Susan B. Anthony a ‘perfect fit’ for design project
Jigsaw puzzle requires computer aided design, Fourier series—and teamwork
Each fall, students in Chris Muir’s ME 204 course on Mechanical Design create a large, intricately detailed jigsaw puzzle out the finest Baltic birch plywood, often replicating an iconic symbol of the University of Rochester.
This year’s design was especially timely. The 70 pieces form a 27” by 40” picture of Susan B. Anthony, Rochester’s famous women’s rights activist and social reformer, based on a colorful logo created by graphic artist Michael Osadciw of University Communications for the school’s Celebration 2020.
Eleanor Oi, a former director of orientation and diversity programming at the University, suggested the idea to Muir last fall.
“It was a great idea, seeing this is the 200th anniversary of Susan B. Anthony’s birth, the 100th anniversary of the 19th amendment, and an election year,” says Muir, a professor of mechanical engineering. “It all fit.”
ME 204 is required of all seniors in mechanical engineering, as a precursor to the final senior design projects they undertake each spring. Through a series of smaller projects, the course teaches students that it is one thing to design the various components of a device on a computer, quite another to then actually fabricate those components within exacting tolerances so they actually fit together and work properly.
For the jigsaw puzzle, each of the nearly 70 students in the class was required to design one of the pieces in CAD (computer assisted design). Each piece has its own unique pattern of wavy edges, requiring students to coordinate with classmates working on adjacent pieces.
“The edges are actually Fourier series, a mathematical formulation for waveforms, so it was a nice little engineering twist using a puzzle, because it’s not trivial to do that in CAD,” Muir says.
Normally, the students would not only design their pieces, but then fabricate them using a router machine or laser cutter.
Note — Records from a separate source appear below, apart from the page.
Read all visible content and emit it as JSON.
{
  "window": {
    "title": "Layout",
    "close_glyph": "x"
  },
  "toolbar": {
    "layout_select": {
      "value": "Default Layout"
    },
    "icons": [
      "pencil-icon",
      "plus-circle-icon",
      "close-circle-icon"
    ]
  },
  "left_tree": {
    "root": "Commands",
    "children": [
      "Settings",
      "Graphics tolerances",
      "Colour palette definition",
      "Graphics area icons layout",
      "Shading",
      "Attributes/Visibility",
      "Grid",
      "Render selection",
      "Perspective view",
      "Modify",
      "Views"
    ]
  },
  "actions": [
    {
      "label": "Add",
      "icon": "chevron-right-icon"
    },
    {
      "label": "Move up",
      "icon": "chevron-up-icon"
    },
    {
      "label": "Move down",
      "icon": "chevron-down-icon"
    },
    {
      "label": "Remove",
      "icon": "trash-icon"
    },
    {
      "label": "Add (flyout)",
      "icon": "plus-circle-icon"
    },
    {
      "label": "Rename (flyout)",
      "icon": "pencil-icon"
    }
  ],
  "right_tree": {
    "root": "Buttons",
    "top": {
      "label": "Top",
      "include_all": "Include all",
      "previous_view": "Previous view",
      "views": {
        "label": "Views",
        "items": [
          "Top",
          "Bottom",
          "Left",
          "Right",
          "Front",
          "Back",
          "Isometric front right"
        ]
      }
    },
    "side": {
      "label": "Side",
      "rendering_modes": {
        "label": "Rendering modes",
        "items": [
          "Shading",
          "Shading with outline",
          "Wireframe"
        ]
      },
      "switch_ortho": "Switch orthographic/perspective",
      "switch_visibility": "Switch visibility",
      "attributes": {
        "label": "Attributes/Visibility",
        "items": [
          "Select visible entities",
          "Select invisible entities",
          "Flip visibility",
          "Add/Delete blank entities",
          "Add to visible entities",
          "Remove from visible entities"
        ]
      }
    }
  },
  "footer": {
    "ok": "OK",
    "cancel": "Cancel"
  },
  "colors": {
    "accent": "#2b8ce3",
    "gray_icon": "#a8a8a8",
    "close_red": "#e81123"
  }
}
This year, the course’s teaching assistant, graduate student Molly Over, cut the pieces on the laser.
“It came out really nicely,” Muir says.
Previous ME 204 jigsaw puzzles are still displayed around campus. A puzzle showing Rocky, the school mascot, is displayed in Hopeman Hall; another, depicting the signature dome of Rush Rhees Library, was grabbed by River Campus Libraries. Another is hanging in the fabrication area in Rettner Hall.
So where will Susan B. end up?
“So, each year that’s kind of an unknown,” Muir says. “If somebody wants it, we can certainly work something out. Otherwise, I’ll put it in plexiglass and hang it on a wall in the lab.
“One of the reasons I like to do this is, students get a real sense of accomplishment when they finish something like this, and look at it and realize, ‘hey, that’s really nice!’”